At that price point those neighborhoods average 150 and 90 days on the market respectively.  That’s not an eternity for a hefty price tag, but they’re certainly not flying off the shelves like in previous years.

Not Just Upper End Market

It’s one thing for the $500,000 and higher market to be slowing down, but we are also seeing homes under $500,000 get price downgrades as well.

It’s not just the upper-end homes with high prices that are dropping … and that’s good news to many buyers!

In the city of Fort Worth there are 2, 407 homes under $500,000 on the market.  As of time of this exciting blog, there have been 402 price decreases in Fort Worth and 379 decreases in the past seven days.

What Does This Mean

Prices are dropping.  Homes are sitting on the market longer.  Buyers are finally wising up and saying, “NO!” to high prices for homes that aren’t in tip-top shape, an amazing location, or priced so well that the homes are snatched up in seconds.

This does not mean homes aren’t still selling quickly or that multiple offers are a thing of the past.  Just this week I’ve had two situations of multiple offers (didn’t get either) where contract price went above asking.

Real estate agents and sellers must come together and price homes correctly and be realistic about the home in this slowing down market

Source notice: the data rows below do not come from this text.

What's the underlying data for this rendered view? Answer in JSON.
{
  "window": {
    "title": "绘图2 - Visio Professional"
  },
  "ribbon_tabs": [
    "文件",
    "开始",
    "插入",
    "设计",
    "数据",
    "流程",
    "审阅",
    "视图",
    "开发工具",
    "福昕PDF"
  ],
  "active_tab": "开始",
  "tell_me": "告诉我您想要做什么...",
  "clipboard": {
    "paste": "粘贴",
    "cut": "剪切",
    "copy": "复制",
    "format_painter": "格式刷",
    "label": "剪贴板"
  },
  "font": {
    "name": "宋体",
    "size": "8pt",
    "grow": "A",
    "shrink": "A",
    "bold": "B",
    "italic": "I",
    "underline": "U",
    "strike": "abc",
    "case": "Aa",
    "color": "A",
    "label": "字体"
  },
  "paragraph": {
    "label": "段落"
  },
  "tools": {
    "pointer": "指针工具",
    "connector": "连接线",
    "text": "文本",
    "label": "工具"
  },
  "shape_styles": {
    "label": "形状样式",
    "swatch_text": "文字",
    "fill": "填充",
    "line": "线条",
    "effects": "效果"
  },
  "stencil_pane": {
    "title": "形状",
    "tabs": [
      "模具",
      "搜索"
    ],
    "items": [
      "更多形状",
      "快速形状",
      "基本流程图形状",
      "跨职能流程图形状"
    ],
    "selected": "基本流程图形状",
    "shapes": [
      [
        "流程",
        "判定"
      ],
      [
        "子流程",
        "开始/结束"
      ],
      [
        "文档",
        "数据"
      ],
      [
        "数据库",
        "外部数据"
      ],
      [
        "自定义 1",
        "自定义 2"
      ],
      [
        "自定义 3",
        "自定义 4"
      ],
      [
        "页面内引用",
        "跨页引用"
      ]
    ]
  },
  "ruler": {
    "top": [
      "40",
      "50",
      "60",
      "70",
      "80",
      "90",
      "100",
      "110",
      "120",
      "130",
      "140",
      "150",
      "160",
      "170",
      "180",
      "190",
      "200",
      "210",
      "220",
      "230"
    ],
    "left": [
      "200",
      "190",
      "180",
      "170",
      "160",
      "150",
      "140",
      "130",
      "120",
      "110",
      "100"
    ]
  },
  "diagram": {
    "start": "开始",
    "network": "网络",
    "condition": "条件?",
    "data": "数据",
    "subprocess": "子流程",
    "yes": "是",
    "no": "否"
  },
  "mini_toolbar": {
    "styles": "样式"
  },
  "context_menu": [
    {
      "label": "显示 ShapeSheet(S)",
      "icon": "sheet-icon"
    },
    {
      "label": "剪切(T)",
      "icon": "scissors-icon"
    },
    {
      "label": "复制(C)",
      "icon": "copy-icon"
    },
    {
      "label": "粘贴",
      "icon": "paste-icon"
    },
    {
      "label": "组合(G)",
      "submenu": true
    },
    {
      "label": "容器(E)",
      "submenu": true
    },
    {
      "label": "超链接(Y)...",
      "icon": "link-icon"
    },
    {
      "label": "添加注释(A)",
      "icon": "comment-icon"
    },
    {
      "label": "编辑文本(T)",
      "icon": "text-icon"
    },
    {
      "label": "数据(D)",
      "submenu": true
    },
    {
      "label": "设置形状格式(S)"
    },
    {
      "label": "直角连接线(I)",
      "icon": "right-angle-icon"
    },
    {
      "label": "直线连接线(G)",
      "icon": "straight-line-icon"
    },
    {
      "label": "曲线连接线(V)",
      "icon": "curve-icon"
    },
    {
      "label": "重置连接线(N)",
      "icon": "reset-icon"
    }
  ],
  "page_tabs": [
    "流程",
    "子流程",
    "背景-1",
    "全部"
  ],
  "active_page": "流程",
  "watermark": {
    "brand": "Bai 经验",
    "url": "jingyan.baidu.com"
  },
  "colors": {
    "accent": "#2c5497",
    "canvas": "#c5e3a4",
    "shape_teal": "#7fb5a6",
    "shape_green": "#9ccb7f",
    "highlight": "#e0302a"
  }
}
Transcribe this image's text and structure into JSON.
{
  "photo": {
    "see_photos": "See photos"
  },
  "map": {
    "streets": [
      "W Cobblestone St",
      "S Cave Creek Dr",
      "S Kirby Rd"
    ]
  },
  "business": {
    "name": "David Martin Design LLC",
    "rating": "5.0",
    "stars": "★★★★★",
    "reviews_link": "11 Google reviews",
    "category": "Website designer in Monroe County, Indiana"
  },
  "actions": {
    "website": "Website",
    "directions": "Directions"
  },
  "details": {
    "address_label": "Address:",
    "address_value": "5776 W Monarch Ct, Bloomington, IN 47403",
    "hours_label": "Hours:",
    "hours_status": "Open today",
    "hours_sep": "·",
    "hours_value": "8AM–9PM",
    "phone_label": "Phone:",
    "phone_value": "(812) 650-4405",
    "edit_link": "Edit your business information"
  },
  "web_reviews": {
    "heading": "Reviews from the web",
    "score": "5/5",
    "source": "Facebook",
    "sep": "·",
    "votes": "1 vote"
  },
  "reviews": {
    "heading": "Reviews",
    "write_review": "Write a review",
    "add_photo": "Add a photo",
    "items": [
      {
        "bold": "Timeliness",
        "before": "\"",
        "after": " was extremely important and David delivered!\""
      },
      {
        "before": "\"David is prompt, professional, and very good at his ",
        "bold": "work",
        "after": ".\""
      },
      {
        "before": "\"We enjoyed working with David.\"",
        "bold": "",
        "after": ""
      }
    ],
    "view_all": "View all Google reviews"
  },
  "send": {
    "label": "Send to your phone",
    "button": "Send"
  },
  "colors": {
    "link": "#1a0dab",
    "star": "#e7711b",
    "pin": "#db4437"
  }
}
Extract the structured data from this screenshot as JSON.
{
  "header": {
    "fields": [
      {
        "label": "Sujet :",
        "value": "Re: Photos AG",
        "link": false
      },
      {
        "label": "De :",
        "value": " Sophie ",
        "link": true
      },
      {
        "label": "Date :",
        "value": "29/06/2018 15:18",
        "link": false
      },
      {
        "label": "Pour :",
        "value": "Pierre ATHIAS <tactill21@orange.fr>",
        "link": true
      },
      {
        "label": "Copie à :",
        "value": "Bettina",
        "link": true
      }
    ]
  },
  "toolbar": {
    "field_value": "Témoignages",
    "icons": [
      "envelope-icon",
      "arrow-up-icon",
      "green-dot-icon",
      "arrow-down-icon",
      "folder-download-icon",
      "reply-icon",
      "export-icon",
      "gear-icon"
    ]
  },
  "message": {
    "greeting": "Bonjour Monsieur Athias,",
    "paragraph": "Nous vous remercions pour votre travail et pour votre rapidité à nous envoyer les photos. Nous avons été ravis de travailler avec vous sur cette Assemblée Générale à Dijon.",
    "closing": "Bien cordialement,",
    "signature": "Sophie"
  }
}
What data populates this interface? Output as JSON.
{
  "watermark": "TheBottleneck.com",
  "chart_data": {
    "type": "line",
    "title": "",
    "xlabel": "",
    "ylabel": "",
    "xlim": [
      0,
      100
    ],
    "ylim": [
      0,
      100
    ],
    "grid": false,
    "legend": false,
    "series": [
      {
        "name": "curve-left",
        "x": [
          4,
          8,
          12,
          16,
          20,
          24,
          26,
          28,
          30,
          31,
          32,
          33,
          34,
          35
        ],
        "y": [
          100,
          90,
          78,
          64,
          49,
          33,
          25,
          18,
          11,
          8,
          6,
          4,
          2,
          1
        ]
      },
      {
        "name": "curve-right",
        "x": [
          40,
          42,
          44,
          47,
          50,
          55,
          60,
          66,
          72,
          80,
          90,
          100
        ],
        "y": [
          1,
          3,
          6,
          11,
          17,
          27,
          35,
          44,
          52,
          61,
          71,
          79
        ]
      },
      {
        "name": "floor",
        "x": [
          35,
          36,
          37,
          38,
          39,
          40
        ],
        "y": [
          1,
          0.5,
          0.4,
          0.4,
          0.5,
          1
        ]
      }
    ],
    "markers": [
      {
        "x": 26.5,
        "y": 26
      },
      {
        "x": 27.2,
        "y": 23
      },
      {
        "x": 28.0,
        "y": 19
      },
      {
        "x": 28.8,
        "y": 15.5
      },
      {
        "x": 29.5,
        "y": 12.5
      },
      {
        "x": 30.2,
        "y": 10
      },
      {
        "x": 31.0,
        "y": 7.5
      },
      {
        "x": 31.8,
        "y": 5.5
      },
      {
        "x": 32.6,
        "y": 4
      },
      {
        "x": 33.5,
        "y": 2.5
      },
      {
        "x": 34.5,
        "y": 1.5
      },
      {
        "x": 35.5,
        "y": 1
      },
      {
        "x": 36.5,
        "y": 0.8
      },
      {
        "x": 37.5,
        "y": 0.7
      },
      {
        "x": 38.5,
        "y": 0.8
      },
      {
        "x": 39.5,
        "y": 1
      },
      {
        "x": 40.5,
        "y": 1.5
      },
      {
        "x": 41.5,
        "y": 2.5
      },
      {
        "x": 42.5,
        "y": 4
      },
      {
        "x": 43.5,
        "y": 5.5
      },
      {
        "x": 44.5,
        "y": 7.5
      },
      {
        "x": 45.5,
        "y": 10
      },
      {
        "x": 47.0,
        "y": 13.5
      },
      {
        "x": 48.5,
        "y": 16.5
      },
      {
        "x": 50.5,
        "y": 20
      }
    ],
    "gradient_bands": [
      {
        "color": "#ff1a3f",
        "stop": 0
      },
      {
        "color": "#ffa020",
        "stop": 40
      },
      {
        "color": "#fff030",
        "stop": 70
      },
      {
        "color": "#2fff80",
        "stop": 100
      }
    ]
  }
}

What this does mean is that sellers have to be realistic and real estate agents have to do a better job of educating and being honest about the home with their sellers, who need to make sure they understand the market and area, and certainly can’t just slap a high price tag to a home and expect it to be gone by midnight.

Blame It On The…

You can blame it on the heat.  Later this month blame it on school starting.  In October blame it on Halloween.  November? Blame it on Thanksgiving.  December? Blame it on Christmas … you get the gist.  Excuses never end.

We could blame an event during every month of the year why homes aren’t selling…but what about looking at price?

Let’s stop shifting the blame on a slowing down real estate market on anything and everything.  We are still living, working, and playing in a terrific, growing area and economy.

Yes it’s hot.  Yes school starts in August.  Yes there are holidays and seasons when homes don’t sell as quickly.  If agents and Sellers realize the true value of the home and that the market is shifting — it won’t matter the season — homes will still sell.

Well, that’s all from Tarrant County this week Dirty Readers.  Thanks for reading and following and sharing!  As always, if you have questions, comments or great ideas for a blog … hit me up!

Seth Fowler is a licensed Real Estate Sales Professional for Williams Trew Real Estate in Fort Worth, TX.  Statements and opinions are his and his alone.  Seth has been involved with the home sales and real estate industry in the Fort Worth area since 2004.  He and his family have lived in the area for over 15  years.  Seth also loves bowties!  You can reach Seth at: 817.980.6636 or

5 Comment

  • Thank you Scott. This is the best local analysis I have seen yet. It all boils down to affordability under attack by increasing home values, interest rates, and lack of wage growth. And yes, I too am guilty of blaming the heat.

    • mm

      Thanks for support and reading, sharing Tarrant County Tuesday. It’s certainly not end of world or Recession part deux, but I think it’s a huge cop-out by realtors (who probably shouldn’t be in the biz) to blame anything and everything instead of looking at their part and getting real with Sellers and Buyers alike. Keep reading! OH….and it’s Seth, not Scott (no worries – I get Scott and Sean weekly)

      • I agree, Seth… same thing in many parts of Dallas. We still have strong market fundamentals and a diverse economy, as well as continued population growth. I like to think the market has simply normalized.

        • mm

          Agree, agree, agree…I also think a normalized market is good for everyone in the long run…just need realtors and sellers to get on board – which they will when listings are sitting and prices are dropping in order to move product. Thanks for reading, following, sharing…Stay Dirty!

  • Supply and demand dictate where the market will go. If we continue to get an increased number of new listings in the MLS (May and June both record breaking months) pricing will flatten because of increased selection.